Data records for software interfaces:
━━━━

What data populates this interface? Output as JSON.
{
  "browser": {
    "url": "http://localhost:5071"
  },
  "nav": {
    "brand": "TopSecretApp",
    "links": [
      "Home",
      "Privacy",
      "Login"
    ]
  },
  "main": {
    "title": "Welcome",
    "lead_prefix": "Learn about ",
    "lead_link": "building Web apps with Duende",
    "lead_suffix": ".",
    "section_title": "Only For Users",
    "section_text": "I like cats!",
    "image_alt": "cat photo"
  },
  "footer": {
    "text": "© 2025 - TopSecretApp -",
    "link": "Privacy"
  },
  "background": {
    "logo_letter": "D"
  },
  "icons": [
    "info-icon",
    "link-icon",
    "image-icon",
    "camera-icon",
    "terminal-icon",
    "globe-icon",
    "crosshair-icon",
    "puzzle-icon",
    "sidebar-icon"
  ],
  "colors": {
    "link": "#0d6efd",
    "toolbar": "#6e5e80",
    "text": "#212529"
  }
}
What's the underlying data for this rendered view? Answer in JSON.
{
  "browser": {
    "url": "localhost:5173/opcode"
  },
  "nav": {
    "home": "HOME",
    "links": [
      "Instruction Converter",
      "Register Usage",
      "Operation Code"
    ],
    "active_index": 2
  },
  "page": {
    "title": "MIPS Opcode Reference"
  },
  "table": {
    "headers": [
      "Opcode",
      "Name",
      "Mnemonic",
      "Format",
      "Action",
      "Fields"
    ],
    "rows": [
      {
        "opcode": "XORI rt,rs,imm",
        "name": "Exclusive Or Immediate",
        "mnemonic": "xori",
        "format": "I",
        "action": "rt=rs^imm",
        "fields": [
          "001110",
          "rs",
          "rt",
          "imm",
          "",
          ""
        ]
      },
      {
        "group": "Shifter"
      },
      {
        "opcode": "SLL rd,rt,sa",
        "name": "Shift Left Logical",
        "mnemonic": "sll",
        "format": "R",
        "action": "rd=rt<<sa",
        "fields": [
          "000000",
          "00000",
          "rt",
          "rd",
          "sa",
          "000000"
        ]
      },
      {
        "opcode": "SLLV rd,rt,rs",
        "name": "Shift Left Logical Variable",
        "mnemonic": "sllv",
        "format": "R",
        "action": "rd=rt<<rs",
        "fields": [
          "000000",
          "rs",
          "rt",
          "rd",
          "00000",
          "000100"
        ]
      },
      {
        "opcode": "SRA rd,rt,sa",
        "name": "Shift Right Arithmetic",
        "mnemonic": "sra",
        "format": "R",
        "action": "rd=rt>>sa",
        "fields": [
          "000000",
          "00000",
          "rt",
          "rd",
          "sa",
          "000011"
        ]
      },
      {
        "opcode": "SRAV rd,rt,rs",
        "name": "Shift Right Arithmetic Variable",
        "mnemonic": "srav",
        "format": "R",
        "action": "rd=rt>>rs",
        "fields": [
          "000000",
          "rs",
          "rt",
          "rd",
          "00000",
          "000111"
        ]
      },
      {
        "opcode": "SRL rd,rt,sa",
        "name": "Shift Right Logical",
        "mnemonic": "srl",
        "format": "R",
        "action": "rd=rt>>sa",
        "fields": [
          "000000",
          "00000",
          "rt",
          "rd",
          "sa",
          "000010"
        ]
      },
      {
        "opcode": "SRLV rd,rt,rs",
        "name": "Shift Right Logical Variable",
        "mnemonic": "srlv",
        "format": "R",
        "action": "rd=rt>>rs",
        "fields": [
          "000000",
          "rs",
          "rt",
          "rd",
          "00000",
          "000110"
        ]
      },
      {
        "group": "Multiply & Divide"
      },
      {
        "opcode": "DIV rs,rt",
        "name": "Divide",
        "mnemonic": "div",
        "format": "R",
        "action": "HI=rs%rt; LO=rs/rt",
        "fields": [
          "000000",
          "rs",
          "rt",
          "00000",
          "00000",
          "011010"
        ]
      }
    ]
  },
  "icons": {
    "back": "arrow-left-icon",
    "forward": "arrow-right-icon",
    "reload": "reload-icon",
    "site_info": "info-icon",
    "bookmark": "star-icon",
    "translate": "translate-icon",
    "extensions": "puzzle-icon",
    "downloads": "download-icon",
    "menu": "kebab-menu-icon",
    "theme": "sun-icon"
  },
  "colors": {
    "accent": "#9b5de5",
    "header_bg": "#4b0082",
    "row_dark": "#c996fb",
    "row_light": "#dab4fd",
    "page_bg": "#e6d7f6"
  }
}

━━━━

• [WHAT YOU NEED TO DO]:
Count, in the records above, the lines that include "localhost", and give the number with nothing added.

• [ANSWER SECTION]:
2